Activity → Lines containing the word "screenshot" are the ones to copy from the records below.

────────────────────

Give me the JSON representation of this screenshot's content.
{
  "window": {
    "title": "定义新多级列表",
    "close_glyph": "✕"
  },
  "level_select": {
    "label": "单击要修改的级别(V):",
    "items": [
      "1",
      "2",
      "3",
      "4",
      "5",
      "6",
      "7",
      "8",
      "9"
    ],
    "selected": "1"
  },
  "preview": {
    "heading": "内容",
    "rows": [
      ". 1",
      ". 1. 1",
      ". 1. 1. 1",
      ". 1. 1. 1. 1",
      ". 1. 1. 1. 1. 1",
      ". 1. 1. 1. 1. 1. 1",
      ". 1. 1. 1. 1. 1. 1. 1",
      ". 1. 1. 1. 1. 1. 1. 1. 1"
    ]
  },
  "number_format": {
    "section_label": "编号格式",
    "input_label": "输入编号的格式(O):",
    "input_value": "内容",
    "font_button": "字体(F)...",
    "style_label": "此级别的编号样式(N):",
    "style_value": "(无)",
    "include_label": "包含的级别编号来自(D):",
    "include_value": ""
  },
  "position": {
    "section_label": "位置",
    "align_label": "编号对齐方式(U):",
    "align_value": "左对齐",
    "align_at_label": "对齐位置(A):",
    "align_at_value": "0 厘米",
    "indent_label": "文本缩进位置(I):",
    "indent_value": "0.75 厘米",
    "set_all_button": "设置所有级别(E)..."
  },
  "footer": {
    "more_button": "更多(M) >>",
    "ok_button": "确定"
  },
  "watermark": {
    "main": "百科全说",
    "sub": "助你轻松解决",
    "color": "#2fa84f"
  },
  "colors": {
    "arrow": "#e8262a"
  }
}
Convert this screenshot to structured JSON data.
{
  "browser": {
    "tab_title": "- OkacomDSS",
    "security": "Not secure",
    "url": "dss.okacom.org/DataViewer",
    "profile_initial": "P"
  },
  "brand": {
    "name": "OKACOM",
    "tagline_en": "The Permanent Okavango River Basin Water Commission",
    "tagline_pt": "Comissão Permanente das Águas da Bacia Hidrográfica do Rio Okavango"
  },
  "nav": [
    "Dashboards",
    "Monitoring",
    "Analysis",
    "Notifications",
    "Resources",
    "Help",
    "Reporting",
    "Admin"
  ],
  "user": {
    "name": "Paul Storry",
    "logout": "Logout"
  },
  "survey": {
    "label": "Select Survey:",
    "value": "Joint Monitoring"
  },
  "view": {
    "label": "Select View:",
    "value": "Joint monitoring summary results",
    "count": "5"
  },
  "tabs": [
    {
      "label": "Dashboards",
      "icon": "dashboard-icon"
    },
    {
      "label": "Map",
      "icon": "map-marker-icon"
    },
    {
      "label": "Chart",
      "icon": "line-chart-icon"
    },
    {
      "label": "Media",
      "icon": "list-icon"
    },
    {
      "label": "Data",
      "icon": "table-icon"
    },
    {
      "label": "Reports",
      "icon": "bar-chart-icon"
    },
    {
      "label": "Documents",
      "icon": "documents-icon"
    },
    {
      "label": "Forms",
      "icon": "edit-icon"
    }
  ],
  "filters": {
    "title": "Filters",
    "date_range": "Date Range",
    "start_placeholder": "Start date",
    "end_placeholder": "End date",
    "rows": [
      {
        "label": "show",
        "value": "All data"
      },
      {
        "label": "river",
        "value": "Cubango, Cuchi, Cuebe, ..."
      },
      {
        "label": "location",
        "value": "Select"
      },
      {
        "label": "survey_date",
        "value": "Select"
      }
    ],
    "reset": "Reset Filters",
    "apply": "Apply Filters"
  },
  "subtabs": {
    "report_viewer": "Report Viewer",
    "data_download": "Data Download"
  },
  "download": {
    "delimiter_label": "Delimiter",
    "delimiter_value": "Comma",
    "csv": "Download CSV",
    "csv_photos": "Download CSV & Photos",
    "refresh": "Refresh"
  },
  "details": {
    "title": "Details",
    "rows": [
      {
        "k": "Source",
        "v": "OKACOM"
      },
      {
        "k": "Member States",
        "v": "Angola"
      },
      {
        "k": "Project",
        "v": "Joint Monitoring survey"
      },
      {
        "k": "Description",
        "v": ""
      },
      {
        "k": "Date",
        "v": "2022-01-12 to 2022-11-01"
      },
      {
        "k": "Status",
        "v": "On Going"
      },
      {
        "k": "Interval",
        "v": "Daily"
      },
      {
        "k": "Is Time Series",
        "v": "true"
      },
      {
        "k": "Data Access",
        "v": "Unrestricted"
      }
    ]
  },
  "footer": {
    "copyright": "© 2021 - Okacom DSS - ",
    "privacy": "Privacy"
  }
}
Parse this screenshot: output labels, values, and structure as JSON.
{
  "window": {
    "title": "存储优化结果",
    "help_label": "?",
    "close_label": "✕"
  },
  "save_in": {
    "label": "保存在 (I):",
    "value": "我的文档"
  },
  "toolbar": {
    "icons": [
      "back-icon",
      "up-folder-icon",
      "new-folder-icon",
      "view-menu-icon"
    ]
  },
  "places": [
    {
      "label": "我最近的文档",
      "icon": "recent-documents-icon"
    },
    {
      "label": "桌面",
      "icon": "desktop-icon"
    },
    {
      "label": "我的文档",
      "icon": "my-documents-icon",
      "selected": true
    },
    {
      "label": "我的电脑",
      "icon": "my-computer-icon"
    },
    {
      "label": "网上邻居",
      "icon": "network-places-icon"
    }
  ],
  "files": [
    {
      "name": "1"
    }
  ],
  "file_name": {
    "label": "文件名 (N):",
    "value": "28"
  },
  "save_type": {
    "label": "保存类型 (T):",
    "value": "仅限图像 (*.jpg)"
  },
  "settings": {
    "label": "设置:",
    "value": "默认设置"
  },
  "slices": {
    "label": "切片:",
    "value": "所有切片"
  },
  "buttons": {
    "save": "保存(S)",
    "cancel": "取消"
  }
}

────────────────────

Output for this exercise →
Give me the JSON representation of this screenshot's content.
Convert this screenshot to structured JSON data.
Parse this screenshot: output labels, values, and structure as JSON.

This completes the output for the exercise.